This morning I was quite irritatingly refused entry to a First bus in Sheffield on account of my carrying a medium black Americano from Caffè Ritazza. Despite the cup having a cover that was almost préservatif in its covering, I was not allowed to enter the vehicle. The driver, very apologetic, threw his hands into the air pleading ’sorry, it’s health and safety!’ while directing my eyes to a helpful no-food-and-drink logo.
It was a minor inconvenience and looking back I should have known better, so I will refrain from using such cliches as ‘hell in a handcart’ and ‘nanny state’ (though this didn’t stop my friends from teasing me with them on Facebook) – I still managed to get to college on time, after all.
But what stuck with me after as I sat back down in the bus shelter to a little more Vampire Weekend (which incidentally is very relaxing) was the resigned sense of powerlessness I observed from the bus driver. That look of frustration as he had to bypass his own common sense for the sake of this increasingly sentient monolith of instruction.

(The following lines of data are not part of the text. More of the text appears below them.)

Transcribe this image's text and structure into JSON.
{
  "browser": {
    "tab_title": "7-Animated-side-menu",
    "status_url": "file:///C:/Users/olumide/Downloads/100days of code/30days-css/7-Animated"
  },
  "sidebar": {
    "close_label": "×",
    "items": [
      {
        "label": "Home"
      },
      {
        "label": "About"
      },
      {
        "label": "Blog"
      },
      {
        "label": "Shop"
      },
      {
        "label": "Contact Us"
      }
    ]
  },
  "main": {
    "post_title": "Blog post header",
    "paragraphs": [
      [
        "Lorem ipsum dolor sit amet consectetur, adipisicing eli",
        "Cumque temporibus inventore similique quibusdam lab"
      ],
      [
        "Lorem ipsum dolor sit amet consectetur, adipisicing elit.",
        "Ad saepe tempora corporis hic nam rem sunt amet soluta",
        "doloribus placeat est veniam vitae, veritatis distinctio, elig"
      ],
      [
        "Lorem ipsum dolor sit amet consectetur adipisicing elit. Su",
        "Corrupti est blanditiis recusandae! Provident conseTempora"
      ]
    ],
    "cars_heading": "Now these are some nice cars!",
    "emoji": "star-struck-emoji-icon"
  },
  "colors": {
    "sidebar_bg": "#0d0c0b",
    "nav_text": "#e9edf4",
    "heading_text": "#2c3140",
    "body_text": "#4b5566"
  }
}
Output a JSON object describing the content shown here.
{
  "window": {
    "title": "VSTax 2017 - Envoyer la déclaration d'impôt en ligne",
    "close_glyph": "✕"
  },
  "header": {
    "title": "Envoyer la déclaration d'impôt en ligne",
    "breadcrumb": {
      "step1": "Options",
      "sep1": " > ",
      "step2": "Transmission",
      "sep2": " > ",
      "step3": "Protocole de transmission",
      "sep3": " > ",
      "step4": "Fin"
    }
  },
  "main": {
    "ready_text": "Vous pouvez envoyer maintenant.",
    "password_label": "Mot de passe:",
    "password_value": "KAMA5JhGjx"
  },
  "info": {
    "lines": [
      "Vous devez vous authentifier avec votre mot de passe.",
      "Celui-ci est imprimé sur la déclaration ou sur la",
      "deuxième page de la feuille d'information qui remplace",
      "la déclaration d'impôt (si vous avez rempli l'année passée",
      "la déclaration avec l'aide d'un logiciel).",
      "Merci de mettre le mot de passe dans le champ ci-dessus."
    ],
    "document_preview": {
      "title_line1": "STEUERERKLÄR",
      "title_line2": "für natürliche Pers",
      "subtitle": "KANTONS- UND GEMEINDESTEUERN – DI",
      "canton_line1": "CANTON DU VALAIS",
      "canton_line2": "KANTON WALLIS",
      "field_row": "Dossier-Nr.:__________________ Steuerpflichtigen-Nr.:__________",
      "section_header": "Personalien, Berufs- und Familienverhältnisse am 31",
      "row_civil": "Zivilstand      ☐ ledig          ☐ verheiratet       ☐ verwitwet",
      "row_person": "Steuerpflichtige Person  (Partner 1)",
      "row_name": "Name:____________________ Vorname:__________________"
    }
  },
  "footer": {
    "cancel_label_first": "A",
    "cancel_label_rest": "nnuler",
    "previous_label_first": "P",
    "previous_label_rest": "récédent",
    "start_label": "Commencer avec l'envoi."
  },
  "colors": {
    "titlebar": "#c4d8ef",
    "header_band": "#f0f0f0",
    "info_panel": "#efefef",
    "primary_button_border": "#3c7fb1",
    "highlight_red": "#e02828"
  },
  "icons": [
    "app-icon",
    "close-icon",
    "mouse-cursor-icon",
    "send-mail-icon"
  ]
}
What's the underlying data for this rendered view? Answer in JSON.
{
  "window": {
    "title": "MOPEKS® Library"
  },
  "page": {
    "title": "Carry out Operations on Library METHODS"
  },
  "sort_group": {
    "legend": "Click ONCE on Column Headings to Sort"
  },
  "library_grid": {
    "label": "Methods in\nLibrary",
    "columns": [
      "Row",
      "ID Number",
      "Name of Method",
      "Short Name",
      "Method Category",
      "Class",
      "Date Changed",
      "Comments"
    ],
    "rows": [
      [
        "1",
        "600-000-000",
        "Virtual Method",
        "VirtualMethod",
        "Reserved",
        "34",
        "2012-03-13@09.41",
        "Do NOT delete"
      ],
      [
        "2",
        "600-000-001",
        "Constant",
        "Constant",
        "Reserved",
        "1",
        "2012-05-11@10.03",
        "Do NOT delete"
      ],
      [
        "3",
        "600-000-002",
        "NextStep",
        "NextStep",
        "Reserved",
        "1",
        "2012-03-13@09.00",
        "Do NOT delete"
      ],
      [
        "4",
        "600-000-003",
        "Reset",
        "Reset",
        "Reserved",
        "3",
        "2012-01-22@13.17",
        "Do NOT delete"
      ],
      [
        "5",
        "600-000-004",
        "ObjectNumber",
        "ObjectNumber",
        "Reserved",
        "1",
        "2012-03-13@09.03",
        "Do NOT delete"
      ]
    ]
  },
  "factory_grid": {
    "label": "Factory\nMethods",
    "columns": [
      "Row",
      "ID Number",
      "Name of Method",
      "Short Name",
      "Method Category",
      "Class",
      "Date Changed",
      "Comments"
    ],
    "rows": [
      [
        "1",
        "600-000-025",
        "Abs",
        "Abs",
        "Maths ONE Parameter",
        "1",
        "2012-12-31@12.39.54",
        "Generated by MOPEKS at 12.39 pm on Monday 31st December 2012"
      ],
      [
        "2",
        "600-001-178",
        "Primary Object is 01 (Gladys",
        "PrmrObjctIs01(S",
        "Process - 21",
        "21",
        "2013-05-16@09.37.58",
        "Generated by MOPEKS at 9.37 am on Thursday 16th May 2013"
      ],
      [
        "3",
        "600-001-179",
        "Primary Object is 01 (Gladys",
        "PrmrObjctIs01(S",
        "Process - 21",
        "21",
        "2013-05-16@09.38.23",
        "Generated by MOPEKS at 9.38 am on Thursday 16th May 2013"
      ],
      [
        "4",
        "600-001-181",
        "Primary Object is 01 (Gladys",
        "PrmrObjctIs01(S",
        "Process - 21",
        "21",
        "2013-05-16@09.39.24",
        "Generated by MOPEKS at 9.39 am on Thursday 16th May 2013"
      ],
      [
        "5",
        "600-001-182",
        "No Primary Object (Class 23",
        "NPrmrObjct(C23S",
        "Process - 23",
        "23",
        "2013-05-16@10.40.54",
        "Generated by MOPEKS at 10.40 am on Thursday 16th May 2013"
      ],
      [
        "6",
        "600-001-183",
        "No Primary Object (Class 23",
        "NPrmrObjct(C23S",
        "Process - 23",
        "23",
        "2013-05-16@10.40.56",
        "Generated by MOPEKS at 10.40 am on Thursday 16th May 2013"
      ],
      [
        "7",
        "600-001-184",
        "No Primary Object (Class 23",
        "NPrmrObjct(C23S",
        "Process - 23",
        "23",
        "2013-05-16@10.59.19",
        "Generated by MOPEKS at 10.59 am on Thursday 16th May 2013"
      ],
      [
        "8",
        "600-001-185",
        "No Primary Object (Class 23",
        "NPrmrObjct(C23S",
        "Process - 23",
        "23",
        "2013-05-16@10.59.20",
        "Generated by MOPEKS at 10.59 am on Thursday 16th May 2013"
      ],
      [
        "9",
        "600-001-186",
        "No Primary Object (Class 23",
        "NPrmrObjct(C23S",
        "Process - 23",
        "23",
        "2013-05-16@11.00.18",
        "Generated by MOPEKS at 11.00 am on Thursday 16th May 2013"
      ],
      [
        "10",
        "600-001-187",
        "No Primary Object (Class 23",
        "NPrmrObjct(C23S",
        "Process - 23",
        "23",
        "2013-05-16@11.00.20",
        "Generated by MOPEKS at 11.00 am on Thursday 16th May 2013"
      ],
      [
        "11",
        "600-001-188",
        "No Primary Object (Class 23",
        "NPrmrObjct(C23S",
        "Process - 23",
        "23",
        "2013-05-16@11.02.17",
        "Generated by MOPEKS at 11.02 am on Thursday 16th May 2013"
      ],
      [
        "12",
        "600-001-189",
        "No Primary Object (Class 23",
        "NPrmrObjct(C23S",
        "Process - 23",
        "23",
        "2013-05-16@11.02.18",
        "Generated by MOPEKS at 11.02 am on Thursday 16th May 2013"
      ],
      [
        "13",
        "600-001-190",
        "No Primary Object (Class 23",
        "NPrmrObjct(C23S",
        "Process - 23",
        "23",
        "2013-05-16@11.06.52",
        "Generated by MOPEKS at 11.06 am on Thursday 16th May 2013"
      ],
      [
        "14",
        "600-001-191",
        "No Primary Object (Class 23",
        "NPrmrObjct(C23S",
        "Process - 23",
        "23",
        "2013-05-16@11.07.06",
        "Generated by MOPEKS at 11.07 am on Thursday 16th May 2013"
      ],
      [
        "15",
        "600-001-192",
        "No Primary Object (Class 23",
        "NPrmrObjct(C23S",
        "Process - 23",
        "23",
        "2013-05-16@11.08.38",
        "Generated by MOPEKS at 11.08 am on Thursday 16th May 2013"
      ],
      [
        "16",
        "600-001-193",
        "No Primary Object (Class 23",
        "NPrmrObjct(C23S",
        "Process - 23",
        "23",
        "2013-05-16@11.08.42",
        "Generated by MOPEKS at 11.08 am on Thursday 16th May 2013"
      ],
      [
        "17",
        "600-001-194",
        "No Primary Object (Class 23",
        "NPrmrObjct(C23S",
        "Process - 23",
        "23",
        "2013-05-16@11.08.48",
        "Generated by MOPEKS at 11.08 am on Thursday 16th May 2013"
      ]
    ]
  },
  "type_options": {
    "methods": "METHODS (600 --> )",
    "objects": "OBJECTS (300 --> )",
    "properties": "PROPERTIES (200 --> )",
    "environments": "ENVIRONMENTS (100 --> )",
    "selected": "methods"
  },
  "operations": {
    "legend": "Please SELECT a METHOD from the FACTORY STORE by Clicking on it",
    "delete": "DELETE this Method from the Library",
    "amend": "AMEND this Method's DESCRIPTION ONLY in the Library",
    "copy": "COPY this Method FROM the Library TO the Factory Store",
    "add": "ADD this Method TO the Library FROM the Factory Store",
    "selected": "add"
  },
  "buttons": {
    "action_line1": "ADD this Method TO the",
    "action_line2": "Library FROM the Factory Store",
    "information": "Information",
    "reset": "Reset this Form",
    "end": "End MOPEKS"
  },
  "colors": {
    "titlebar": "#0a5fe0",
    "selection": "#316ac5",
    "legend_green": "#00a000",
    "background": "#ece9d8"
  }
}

Health and safety, innit? It’s telling, in my view, that the term in itself is often enough to explain why these events occur. It’s almost personified. ‘It’s health and safety.’ Read that back – it doesn’t even make sense. Who is this health and safety?
Now, at this point I would accept your scorn – going off on one about a slightly delayed bus journey is just silly. It would say more about myself and my frame of mind than what I’m attempting to write about if that was, indeed what I was writing about.
But that is not what I’m writing about. In fact the ‘cult of health safety’ is not what I’m writing about either. What I am, in fact, writing about about is this peculiar distrust of common sense that seems to have crept up in the last decade or so. About that fundamental lack of faith in people and their abilities which James Purnell recently criticised his own party for a fortnight ago.
The pitiful irony is that such slavish and unthinking subservience to health and safety rules and regulations – which exist to protect us – actually puts lives in danger. In outlawing discretion and personal judgement it puts otherwise responsible adults into the mental framework of children. In situations where peoples’ lives are on the line, this becomes deadly.
A chilling example of just this occurred in Ayreshire, Scotland in 2008; the inquest of which was reported in The Times yesterday.
Alison Hume, who had fallen down a 60ft mine shaft, was left there for four hours after emergency services arrived because health and safety rules specified that the lifting gear used to lower a firefighter down to her was to be used only by firefighters.
As such, a mountain rescue team were called to get her out. A paramedic who volunteered to treat her was also prevented from being lowered in. In the end she died of a heart attack as the mountain rescue team brought to the surface – six hours after falling down the shaft.
This should not have happened. Christopher Rooney, the first senior firefighter on the scene, told the inquest that ‘on the basis of the manpower and equipment available’ it would have been possible for the firefighters to bring Ms Hume to the surface themselves, without having to wait for the mountain rescue team.
So why was Ms Hume – a mother of two – allowed to die? For the sake of a human life, would it really have been such a crime for the firefighters to use their discretion, their responsibility, their common sense and heroism to break the rules and bring her up themselves?
Dominic Lawson once wrote that when all conduct is made enforceable, the ability for people to behave a certain way purely out of moral choice and conscience is removed. The net effect of this is that otherwise reprehensible behaviour becomes defensible with the get-out ‘it was within the rules’.
Lawson was speaking about MP’s expenses at the time, but the same principle applies. Though in this instance something far more precious was lost and, unlike taxpayer’s money, it can never to be replaced.